in #steemit11 months ago

délégation could be seen as promoting/funding development on chain which is where the stake was meant for

Posted using Partiko Android

 11 months ago 

It's fine to argue that projects delegated to by Ned were all in the spirit of the improving the project, apart from the actual contract terms. Some would disagree, but let's assume that every single project that got delegation from Ned were seen as promoting/funding development.

My point is not that the delegations themselves were the problem. My point is that after HF14, Ned had the opportunity to make the contract formally recognized on-chain. Yet the witnesses instead continued to approve hardfork after hardfork.

HF14 - Ned can formalize the contract on-chain but doesn't.
HF15 - From a consensus perspective, these are bug fixes. Witnesses apparently prefer to hardfork than hold Ned's feet to the fire, which is perhaps understandable due to the bug fixes.
HF16 - Switched to chainbase and change to 13-week powerdown. Witnesses again prefer to hardfork over upholding the contract on-chain.
HF17 - Delegation added. Witnesses again prefer to hardfork over upholding the contract on-chain.

My point is, the opportunity to formalize the terms in HF14 were not enough of a sticking point to witnesses. They instead preferred to move forward, evolve the platform, and in my view, abandon the contract.

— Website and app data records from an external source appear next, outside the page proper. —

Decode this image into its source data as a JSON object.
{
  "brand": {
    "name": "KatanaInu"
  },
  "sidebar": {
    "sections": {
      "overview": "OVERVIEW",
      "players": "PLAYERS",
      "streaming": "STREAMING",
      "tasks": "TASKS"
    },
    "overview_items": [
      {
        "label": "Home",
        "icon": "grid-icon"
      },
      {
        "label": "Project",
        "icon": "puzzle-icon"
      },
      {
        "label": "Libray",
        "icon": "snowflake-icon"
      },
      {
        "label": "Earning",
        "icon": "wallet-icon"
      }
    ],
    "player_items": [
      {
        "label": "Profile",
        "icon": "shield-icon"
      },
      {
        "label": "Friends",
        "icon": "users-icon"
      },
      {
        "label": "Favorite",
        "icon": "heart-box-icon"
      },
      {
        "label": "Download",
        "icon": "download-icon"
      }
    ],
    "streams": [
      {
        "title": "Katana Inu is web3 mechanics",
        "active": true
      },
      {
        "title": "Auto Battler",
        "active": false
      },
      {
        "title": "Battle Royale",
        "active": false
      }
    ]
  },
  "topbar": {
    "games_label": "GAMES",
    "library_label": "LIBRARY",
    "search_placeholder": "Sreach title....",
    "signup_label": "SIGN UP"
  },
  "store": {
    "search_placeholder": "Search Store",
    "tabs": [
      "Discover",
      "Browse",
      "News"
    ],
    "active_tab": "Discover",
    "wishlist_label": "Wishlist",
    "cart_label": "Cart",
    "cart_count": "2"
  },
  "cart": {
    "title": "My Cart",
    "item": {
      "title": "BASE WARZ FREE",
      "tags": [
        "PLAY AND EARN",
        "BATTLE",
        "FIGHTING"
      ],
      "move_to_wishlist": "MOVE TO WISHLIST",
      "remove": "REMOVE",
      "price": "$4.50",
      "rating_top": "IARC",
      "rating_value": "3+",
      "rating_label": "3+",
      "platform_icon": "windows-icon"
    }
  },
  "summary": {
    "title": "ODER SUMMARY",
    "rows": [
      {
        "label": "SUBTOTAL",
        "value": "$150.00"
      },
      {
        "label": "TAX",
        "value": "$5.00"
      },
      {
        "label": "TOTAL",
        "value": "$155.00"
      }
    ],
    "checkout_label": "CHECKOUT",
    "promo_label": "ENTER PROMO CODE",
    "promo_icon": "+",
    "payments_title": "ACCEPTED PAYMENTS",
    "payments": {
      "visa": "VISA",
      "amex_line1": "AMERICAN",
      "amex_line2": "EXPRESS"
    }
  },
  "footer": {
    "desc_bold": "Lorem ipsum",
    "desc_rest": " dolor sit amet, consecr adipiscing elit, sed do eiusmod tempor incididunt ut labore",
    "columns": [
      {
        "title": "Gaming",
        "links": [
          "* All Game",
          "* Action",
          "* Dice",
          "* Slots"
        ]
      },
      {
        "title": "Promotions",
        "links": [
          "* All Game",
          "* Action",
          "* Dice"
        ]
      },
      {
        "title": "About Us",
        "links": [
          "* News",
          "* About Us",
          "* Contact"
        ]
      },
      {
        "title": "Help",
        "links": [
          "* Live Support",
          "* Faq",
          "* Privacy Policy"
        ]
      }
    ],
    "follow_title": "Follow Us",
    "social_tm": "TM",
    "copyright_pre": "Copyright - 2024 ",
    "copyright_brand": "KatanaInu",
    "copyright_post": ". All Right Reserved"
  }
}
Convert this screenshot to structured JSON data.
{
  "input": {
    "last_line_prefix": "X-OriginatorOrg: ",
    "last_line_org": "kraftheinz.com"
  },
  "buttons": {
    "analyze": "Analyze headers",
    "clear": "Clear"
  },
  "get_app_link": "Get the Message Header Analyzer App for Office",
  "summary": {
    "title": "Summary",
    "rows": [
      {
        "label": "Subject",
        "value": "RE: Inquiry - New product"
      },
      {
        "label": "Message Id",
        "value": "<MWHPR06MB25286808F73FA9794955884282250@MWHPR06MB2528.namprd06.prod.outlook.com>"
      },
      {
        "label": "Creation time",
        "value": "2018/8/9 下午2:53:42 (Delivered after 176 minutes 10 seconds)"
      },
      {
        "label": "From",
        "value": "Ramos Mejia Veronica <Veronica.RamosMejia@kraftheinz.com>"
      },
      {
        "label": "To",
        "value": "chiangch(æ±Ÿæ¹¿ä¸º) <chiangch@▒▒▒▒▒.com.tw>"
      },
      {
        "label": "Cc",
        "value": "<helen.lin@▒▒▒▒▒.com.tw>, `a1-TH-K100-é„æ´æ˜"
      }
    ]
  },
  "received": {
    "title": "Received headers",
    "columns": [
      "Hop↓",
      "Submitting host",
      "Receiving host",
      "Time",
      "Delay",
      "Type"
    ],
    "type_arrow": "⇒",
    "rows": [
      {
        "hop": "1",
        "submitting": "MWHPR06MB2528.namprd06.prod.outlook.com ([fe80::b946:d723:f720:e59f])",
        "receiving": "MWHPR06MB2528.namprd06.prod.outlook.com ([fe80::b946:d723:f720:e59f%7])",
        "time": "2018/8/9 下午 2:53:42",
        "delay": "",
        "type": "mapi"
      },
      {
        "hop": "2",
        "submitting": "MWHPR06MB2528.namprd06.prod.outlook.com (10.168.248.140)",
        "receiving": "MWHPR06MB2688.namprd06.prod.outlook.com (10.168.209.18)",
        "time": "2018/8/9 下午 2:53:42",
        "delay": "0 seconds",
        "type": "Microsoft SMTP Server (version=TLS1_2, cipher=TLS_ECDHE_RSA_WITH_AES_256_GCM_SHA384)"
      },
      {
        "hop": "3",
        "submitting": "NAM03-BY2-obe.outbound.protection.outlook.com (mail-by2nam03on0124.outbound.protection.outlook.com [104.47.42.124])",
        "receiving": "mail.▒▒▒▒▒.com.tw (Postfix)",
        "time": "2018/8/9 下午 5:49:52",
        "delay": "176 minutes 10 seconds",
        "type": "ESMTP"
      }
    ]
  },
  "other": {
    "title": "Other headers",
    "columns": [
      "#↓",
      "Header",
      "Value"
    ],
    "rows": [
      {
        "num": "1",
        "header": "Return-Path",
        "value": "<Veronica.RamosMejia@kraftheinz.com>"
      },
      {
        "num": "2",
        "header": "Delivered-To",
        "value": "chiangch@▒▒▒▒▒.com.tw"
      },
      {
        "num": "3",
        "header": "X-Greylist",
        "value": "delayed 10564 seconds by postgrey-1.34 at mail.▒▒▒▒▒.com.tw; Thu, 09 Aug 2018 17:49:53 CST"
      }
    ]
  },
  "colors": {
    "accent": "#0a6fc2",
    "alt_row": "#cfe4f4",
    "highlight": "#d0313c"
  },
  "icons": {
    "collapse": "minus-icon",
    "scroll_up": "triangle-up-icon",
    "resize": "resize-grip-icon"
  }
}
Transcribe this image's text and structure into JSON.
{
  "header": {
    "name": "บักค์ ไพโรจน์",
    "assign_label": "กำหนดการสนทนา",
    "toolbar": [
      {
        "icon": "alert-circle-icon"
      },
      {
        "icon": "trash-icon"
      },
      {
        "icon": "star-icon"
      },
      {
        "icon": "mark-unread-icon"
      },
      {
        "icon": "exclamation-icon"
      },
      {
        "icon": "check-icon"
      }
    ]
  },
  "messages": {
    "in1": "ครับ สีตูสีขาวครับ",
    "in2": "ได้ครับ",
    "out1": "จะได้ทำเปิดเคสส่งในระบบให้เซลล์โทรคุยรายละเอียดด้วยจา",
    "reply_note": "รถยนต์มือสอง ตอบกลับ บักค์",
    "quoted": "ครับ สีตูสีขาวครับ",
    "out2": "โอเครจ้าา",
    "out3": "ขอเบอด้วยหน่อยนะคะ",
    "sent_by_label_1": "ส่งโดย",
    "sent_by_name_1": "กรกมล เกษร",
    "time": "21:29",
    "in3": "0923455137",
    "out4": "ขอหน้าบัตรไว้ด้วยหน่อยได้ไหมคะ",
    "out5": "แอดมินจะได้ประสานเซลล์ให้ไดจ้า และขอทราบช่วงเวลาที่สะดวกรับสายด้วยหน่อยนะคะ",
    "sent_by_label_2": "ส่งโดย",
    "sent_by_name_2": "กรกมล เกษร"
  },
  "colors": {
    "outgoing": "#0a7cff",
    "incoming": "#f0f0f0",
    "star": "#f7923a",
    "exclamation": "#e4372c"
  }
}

The witnesses had the opportunity and could have stopped further hardforks until the contract was adopted on-chain.

I see your point but in my eyes, there is no breakpoint of the verbal contract.

Not grabbing the chances to formalise the contract does not imply the verbal contract is broken. If me and you make a verbal contract, it doesn't have to be written to make it valid even if we do have pen and paper

So i am sorry to go straight to the point as lawyers do but as such, i am interested in the section obligation where you stated delegation was not adhering to the initial agreement while it may be argued it is, although....cases like sssweetsss will be hard to defend... :-)

Seriously good post though, nice to read the applicable laws

 11 months ago 

The thing about verbal contracts is that although they are enforceable, all parties still have to stipulate the facts and submit those facts as evidence.

In a sense, a verbal contract literally becomes written once there's a dispute to adjudicate. This is great because it avoids paperwork for simple agreements, only requiring such paperwork when there's a dispute. Verbal contracts cannot be argued until they are entered into evidence.

Judge Judy: Did you verbally agree to build a wall for the defendant in exchange for chickens?
Plaintiff: Yes.
Judge Judy: Did you verbally agree to give chickens to the plaintiff to the in exchange for building a wall?
Defendant: Yes.
Judge Judy: Did you build the wall?
Plaintiff: Yes.
Judge Judy: Did you give chickens?
Defendant: No.
Judge Judy: Why not?
Defendant: It was just a verbal contract.

That would be an invalid argument because the verbal contract was agreed upon and stipulated on the record.

I have a hard time imagining a scenario where all of the parties stipulate the facts related to the pre-mined stake situation, much less enter them as evidence for a trial.